**TRY IT**
Which lines in the entries below contain the string "items"? Show each of them in full.

Extracted data entries
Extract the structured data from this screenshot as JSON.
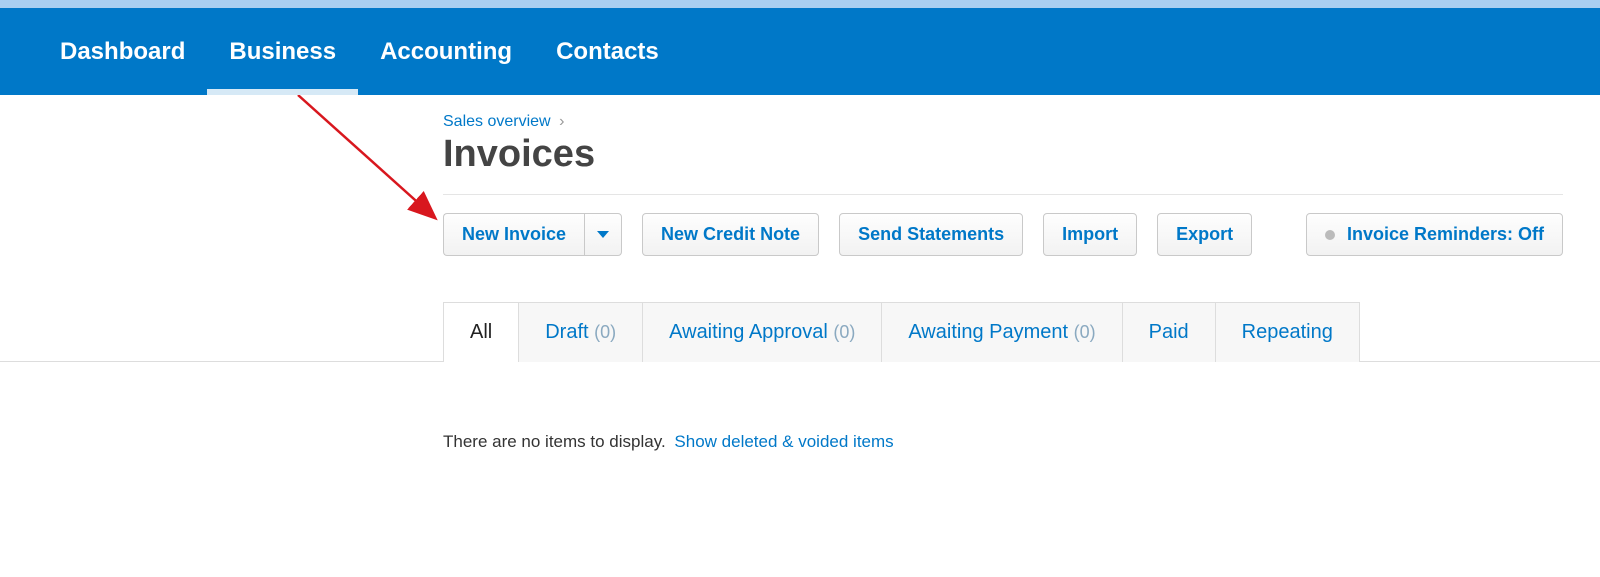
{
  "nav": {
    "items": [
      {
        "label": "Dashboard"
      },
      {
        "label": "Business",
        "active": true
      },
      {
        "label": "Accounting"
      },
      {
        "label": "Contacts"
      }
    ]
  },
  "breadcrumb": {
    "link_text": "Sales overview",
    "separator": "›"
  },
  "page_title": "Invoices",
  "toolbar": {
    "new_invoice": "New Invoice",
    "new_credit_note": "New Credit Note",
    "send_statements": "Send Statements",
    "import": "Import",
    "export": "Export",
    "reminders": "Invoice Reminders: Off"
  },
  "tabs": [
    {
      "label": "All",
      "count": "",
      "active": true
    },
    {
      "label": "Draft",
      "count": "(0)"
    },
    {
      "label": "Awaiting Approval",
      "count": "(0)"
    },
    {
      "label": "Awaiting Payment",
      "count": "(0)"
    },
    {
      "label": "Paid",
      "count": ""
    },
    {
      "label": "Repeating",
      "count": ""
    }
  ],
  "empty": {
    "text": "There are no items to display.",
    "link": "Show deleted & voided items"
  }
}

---

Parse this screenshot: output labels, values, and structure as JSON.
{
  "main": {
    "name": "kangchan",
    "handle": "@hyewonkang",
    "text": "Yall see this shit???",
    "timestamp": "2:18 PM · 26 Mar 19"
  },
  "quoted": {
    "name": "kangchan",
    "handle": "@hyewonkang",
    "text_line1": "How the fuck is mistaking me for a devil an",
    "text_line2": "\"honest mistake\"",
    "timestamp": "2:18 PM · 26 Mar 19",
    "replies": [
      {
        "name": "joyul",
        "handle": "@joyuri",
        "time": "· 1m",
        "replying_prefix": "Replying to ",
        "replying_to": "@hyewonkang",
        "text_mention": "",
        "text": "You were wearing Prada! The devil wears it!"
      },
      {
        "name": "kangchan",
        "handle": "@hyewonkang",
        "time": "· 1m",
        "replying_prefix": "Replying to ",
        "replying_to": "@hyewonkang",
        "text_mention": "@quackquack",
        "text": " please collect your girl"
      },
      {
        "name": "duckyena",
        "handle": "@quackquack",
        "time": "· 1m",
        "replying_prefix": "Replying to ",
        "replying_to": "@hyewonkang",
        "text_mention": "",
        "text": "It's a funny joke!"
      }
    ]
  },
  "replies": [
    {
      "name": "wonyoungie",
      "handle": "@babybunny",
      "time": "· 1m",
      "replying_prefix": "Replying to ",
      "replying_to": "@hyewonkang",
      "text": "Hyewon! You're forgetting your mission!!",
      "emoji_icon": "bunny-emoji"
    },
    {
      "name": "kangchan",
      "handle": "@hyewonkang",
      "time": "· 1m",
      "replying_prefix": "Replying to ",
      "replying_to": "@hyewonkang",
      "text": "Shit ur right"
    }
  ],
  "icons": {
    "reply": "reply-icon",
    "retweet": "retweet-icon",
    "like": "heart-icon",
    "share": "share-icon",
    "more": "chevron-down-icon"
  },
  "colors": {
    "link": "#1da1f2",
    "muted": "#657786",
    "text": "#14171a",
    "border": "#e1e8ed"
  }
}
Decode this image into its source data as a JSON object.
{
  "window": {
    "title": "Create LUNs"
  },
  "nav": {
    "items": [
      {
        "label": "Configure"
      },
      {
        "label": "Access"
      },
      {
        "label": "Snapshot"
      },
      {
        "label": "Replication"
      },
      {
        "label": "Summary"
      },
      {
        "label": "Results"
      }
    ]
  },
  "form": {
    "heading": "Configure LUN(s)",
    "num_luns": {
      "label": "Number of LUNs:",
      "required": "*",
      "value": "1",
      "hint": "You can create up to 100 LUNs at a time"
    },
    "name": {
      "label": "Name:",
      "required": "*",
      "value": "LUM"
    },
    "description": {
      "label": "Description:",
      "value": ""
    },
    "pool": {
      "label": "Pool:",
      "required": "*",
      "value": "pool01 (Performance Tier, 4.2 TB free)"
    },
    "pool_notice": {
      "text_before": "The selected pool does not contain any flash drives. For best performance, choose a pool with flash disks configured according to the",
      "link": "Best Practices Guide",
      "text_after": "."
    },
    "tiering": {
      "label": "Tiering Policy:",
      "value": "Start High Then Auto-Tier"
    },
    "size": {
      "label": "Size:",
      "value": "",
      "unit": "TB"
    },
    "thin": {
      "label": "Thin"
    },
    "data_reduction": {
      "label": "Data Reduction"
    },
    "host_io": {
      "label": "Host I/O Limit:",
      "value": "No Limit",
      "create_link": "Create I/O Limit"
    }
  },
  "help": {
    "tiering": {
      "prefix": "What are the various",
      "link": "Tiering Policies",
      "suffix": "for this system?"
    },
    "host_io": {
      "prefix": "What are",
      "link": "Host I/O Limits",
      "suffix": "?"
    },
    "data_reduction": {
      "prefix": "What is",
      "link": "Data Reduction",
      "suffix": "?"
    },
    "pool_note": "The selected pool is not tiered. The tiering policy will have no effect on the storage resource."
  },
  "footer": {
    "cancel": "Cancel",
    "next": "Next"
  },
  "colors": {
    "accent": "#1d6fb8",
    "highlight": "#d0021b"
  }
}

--

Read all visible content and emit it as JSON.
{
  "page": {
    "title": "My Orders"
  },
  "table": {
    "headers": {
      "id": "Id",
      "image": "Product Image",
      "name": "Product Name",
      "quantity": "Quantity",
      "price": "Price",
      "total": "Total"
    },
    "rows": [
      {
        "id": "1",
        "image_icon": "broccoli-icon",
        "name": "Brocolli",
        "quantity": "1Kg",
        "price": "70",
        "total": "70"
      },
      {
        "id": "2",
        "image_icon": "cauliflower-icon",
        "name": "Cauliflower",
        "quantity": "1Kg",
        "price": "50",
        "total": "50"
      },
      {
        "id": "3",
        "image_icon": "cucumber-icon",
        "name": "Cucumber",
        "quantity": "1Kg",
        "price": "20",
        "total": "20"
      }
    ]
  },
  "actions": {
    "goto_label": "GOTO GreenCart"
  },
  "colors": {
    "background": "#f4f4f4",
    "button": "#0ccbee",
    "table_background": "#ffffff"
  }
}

**REPLY**
    "items": [
    "text": "There are no items to display.",
    "link": "Show deleted & voided items"
    "items": [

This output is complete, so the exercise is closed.